Can you handle the truth? So asks Tesla Motors CEO Elon Musk. In a report posted Wednesday on Tesla’s site, Musk attempts to debunk the New York Times’ negative review of his company’s Model S electric car.
Citing data logged by the test vehicle itself, Musk claims that not only was the review factually inaccurate, but that reviewer John Broder took measures to intentionally drain the vehicle’s battery.
According to the report, the car never ran out of energy as Broder claimed. Nor did he make the effort to fully charge the vehicle during each of his three stops. Broder also drove well over the recommended speeds and kept the temperature in the car high, which further drained the batteryr.
Musk also suggests that Broder may have a bias against electric cars, citing past articles in which the author expressed negative views on the vehicles in general:
We assumed that the reporter would be fair and impartial, as has been our experience with The New York Times, an organization that prides itself on journalistic integrity. As a result, we did not think to read his past articles and were unaware of his outright disdain for electric cars. We were played for a fool and as a result, let down the cause of electric vehicles. For that, I am deeply sorry.
When the facts didn’t suit his opinion, he simply changed the facts. Our request of The New York Times is simple and fair: please investigate this article and determine the truth.

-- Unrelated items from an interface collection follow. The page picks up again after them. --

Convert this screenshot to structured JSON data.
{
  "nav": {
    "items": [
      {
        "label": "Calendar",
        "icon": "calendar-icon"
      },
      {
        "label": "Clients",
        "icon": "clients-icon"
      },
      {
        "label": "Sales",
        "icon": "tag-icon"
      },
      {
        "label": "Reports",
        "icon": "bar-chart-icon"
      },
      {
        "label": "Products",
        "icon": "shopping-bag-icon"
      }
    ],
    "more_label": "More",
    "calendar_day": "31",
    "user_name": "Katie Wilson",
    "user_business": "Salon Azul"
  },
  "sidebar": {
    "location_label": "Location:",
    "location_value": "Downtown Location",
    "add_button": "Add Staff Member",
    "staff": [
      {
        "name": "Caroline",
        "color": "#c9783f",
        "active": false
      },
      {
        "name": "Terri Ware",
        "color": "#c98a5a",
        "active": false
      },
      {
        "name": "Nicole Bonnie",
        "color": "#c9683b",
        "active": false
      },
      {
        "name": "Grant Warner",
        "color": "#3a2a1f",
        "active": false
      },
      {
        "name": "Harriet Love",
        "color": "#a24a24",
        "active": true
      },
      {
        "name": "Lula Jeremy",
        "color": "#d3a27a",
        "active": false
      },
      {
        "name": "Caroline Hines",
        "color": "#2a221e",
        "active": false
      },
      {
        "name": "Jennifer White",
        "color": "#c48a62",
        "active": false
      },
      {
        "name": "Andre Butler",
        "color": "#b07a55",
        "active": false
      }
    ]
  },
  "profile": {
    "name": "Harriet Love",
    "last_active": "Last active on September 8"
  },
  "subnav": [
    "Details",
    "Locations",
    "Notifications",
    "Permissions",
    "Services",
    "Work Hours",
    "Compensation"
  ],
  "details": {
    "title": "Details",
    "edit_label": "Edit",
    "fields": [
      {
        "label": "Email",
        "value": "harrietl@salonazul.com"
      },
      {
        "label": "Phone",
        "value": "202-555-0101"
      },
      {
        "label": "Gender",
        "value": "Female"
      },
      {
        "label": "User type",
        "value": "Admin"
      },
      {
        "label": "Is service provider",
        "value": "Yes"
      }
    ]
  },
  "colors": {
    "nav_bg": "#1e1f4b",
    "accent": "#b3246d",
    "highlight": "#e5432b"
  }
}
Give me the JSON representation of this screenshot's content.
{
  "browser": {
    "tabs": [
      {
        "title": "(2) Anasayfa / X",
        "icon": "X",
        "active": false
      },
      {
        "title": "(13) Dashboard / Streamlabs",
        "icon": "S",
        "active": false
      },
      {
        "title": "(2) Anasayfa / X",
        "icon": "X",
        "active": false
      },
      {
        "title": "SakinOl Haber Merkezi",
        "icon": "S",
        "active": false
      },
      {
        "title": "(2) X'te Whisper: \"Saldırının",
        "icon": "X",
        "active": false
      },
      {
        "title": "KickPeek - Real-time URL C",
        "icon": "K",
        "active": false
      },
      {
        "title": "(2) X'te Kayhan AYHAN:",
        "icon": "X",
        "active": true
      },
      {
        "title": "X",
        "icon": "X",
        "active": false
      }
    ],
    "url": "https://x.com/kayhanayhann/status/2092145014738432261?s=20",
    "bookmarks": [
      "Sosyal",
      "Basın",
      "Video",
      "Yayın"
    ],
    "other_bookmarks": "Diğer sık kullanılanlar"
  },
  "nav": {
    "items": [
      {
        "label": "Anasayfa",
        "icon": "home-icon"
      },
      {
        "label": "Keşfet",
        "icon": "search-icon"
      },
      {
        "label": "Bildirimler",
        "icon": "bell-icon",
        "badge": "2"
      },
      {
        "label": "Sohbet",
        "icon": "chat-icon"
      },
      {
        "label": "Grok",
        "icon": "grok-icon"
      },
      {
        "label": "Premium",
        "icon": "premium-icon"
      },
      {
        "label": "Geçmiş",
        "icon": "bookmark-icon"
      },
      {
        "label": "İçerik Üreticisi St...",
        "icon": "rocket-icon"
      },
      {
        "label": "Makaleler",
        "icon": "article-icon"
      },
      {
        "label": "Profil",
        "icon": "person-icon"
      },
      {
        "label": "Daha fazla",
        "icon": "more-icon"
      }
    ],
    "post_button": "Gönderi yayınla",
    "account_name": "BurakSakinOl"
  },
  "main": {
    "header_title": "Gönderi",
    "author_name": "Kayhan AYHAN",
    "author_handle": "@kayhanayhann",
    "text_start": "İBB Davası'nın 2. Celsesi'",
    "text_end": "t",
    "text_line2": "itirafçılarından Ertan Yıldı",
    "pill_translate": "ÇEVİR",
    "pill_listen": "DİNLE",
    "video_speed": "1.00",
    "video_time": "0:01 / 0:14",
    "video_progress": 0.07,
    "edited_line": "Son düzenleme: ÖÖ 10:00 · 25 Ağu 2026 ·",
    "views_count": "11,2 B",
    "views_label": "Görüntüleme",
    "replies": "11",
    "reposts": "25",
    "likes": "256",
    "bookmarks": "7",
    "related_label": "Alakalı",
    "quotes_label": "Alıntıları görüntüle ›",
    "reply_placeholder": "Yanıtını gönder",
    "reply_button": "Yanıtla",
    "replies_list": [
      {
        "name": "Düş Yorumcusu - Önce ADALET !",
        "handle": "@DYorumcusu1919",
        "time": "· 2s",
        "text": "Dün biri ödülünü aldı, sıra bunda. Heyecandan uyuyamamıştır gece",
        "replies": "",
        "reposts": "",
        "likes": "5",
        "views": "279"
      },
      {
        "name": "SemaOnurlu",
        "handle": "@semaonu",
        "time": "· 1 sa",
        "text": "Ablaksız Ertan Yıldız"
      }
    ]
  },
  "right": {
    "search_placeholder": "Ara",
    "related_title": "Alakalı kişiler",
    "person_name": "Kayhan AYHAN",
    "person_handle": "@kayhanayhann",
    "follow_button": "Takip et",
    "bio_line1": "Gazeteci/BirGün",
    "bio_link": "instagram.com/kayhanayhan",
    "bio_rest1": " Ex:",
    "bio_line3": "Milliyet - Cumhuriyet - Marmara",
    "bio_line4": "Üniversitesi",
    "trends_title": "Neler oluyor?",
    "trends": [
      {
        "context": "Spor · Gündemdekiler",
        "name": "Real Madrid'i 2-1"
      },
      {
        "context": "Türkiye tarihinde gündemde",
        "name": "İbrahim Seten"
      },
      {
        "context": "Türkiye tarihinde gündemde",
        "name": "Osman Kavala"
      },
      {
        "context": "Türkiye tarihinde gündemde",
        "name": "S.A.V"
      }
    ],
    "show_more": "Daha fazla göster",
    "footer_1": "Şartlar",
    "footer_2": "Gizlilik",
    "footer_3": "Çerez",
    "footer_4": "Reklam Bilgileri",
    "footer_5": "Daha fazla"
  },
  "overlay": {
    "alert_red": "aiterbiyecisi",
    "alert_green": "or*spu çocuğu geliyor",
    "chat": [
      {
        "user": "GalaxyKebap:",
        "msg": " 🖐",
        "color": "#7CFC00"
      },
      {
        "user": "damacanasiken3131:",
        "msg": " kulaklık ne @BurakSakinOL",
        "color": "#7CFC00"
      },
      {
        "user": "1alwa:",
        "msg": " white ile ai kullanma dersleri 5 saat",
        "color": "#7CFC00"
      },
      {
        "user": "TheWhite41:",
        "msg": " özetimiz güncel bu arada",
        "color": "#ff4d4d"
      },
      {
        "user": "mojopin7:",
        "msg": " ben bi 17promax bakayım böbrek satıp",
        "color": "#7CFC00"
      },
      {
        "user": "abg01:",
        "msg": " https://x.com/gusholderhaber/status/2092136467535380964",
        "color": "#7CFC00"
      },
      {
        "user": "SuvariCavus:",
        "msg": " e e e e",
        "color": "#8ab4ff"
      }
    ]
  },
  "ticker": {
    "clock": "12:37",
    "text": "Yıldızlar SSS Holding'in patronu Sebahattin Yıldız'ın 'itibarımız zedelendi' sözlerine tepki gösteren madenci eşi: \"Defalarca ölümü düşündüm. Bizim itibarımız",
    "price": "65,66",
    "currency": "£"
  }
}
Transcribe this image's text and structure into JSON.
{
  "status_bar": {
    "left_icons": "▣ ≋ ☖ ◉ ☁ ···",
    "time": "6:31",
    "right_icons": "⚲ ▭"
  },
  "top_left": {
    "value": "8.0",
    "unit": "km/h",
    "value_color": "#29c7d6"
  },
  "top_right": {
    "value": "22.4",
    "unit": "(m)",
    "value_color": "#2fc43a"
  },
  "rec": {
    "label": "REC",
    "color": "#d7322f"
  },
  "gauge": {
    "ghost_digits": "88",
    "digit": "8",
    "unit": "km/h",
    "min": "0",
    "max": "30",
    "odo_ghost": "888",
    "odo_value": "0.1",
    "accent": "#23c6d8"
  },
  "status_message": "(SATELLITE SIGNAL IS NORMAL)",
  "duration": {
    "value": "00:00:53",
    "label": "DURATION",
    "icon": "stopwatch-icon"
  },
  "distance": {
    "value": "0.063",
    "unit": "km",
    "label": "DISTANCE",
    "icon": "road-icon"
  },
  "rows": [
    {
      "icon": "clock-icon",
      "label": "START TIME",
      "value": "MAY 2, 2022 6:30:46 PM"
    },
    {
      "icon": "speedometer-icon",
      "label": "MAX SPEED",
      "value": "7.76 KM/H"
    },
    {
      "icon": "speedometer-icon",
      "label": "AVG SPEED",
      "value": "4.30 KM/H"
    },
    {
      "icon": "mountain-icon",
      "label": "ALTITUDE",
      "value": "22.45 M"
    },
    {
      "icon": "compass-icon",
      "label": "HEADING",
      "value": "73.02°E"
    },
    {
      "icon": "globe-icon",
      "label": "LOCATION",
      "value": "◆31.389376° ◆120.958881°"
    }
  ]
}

The Times has yet to post an official response, though Broder did post a column on Tuesday, refuting some of the claims Musk had made on Twitter and reiterating that his account of the test drive was not faked. A further response is expected later today.
The car blog Jalopnik has offered an explanation as to how both Broder and Musk could be kind of right.